YOUR OBJECTIVE »
The exercise asks for every line of the data to be reproduced exactly.

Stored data
##########

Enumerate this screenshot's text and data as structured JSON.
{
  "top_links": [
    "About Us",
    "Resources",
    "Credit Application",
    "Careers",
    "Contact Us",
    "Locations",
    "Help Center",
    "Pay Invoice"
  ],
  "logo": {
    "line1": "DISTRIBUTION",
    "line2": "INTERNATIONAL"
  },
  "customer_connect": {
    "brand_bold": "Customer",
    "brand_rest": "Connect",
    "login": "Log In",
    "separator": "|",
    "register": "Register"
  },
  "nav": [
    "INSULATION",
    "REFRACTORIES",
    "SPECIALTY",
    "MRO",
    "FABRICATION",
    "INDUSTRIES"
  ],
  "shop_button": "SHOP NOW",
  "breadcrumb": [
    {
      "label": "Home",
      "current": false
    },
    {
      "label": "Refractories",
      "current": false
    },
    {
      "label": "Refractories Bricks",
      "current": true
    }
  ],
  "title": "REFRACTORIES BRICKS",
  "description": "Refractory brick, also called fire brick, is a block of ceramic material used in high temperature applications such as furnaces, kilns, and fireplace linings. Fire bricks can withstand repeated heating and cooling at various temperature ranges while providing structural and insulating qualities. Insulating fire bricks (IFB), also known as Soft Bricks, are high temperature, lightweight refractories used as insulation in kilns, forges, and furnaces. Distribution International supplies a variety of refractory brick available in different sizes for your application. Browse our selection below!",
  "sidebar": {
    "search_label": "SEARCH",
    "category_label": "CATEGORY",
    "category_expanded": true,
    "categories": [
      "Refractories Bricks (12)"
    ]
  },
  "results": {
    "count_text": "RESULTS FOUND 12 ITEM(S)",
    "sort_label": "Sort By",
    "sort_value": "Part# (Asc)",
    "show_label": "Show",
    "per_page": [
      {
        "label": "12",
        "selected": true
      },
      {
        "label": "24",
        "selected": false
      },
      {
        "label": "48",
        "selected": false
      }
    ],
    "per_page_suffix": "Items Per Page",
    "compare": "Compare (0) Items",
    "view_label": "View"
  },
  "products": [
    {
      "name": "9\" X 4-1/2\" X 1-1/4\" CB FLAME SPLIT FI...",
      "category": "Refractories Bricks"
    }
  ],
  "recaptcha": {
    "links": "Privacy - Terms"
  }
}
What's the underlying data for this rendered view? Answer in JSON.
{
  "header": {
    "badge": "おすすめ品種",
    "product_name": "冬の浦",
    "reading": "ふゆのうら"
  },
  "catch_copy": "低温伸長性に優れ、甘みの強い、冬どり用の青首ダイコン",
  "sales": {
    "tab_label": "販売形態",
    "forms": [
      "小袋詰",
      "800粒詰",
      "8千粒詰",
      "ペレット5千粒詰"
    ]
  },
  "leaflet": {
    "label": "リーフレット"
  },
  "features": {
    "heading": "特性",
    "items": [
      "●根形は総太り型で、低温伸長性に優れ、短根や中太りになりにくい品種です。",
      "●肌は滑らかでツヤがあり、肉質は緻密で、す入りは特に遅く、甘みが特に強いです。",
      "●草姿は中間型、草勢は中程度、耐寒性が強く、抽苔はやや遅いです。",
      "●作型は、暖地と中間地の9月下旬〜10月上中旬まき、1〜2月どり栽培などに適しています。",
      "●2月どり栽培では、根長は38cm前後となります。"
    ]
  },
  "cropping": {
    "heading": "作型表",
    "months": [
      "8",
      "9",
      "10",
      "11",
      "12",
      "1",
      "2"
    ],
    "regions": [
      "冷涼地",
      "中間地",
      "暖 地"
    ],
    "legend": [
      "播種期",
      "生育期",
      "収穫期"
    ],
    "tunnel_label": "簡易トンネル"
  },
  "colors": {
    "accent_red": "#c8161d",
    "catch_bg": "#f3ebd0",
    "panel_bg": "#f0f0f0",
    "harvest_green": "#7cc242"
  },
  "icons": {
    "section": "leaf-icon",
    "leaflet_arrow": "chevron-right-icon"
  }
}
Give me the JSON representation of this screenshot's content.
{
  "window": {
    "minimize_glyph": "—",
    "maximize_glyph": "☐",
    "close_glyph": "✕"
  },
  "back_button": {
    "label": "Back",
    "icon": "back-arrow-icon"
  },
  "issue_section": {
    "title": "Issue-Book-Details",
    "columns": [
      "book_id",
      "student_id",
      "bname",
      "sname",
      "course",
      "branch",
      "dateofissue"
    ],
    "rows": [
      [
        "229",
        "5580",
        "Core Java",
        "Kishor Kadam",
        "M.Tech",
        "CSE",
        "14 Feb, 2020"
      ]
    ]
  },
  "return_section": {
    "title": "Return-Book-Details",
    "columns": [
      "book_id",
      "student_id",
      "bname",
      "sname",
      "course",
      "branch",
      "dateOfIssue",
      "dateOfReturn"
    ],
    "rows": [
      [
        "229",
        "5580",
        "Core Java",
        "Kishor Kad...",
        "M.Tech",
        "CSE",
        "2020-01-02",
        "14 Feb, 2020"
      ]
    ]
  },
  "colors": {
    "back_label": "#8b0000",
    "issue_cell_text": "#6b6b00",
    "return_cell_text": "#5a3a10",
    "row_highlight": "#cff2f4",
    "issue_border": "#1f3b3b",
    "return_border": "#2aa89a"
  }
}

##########

SOLVED EXERCISE »
Enumerate this screenshot's text and data as structured JSON.
{
  "top_links": [
    "About Us",
    "Resources",
    "Credit Application",
    "Careers",
    "Contact Us",
    "Locations",
    "Help Center",
    "Pay Invoice"
  ],
  "logo": {
    "line1": "DISTRIBUTION",
    "line2": "INTERNATIONAL"
  },
  "customer_connect": {
    "brand_bold": "Customer",
    "brand_rest": "Connect",
    "login": "Log In",
    "separator": "|",
    "register": "Register"
  },
  "nav": [
    "INSULATION",
    "REFRACTORIES",
    "SPECIALTY",
    "MRO",
    "FABRICATION",
    "INDUSTRIES"
  ],
  "shop_button": "SHOP NOW",
  "breadcrumb": [
    {
      "label": "Home",
      "current": false
    },
    {
      "label": "Refractories",
      "current": false
    },
    {
      "label": "Refractories Bricks",
      "current": true
    }
  ],
  "title": "REFRACTORIES BRICKS",
  "description": "Refractory brick, also called fire brick, is a block of ceramic material used in high temperature applications such as furnaces, kilns, and fireplace linings. Fire bricks can withstand repeated heating and cooling at various temperature ranges while providing structural and insulating qualities. Insulating fire bricks (IFB), also known as Soft Bricks, are high temperature, lightweight refractories used as insulation in kilns, forges, and furnaces. Distribution International supplies a variety of refractory brick available in different sizes for your application. Browse our selection below!",
  "sidebar": {
    "search_label": "SEARCH",
    "category_label": "CATEGORY",
    "category_expanded": true,
    "categories": [
      "Refractories Bricks (12)"
    ]
  },
  "results": {
    "count_text": "RESULTS FOUND 12 ITEM(S)",
    "sort_label": "Sort By",
    "sort_value": "Part# (Asc)",
    "show_label": "Show",
    "per_page": [
      {
        "label": "12",
        "selected": true
      },
      {
        "label": "24",
        "selected": false
      },
      {
        "label": "48",
        "selected": false
      }
    ],
    "per_page_suffix": "Items Per Page",
    "compare": "Compare (0) Items",
    "view_label": "View"
  },
  "products": [
    {
      "name": "9\" X 4-1/2\" X 1-1/4\" CB FLAME SPLIT FI...",
      "category": "Refractories Bricks"
    }
  ],
  "recaptcha": {
    "links": "Privacy - Terms"
  }
}
What's the underlying data for this rendered view? Answer in JSON.
{
  "header": {
    "badge": "おすすめ品種",
    "product_name": "冬の浦",
    "reading": "ふゆのうら"
  },
  "catch_copy": "低温伸長性に優れ、甘みの強い、冬どり用の青首ダイコン",
  "sales": {
    "tab_label": "販売形態",
    "forms": [
      "小袋詰",
      "800粒詰",
      "8千粒詰",
      "ペレット5千粒詰"
    ]
  },
  "leaflet": {
    "label": "リーフレット"
  },
  "features": {
    "heading": "特性",
    "items": [
      "●根形は総太り型で、低温伸長性に優れ、短根や中太りになりにくい品種です。",
      "●肌は滑らかでツヤがあり、肉質は緻密で、す入りは特に遅く、甘みが特に強いです。",
      "●草姿は中間型、草勢は中程度、耐寒性が強く、抽苔はやや遅いです。",
      "●作型は、暖地と中間地の9月下旬〜10月上中旬まき、1〜2月どり栽培などに適しています。",
      "●2月どり栽培では、根長は38cm前後となります。"
    ]
  },
  "cropping": {
    "heading": "作型表",
    "months": [
      "8",
      "9",
      "10",
      "11",
      "12",
      "1",
      "2"
    ],
    "regions": [
      "冷涼地",
      "中間地",
      "暖 地"
    ],
    "legend": [
      "播種期",
      "生育期",
      "収穫期"
    ],
    "tunnel_label": "簡易トンネル"
  },
  "colors": {
    "accent_red": "#c8161d",
    "catch_bg": "#f3ebd0",
    "panel_bg": "#f0f0f0",
    "harvest_green": "#7cc242"
  },
  "icons": {
    "section": "leaf-icon",
    "leaflet_arrow": "chevron-right-icon"
  }
}
Give me the JSON representation of this screenshot's content.
{
  "window": {
    "minimize_glyph": "—",
    "maximize_glyph": "☐",
    "close_glyph": "✕"
  },
  "back_button": {
    "label": "Back",
    "icon": "back-arrow-icon"
  },
  "issue_section": {
    "title": "Issue-Book-Details",
    "columns": [
      "book_id",
      "student_id",
      "bname",
      "sname",
      "course",
      "branch",
      "dateofissue"
    ],
    "rows": [
      [
        "229",
        "5580",
        "Core Java",
        "Kishor Kadam",
        "M.Tech",
        "CSE",
        "14 Feb, 2020"
      ]
    ]
  },
  "return_section": {
    "title": "Return-Book-Details",
    "columns": [
      "book_id",
      "student_id",
      "bname",
      "sname",
      "course",
      "branch",
      "dateOfIssue",
      "dateOfReturn"
    ],
    "rows": [
      [
        "229",
        "5580",
        "Core Java",
        "Kishor Kad...",
        "M.Tech",
        "CSE",
        "2020-01-02",
        "14 Feb, 2020"
      ]
    ]
  },
  "colors": {
    "back_label": "#8b0000",
    "issue_cell_text": "#6b6b00",
    "return_cell_text": "#5a3a10",
    "row_highlight": "#cff2f4",
    "issue_border": "#1f3b3b",
    "return_border": "#2aa89a"
  }
}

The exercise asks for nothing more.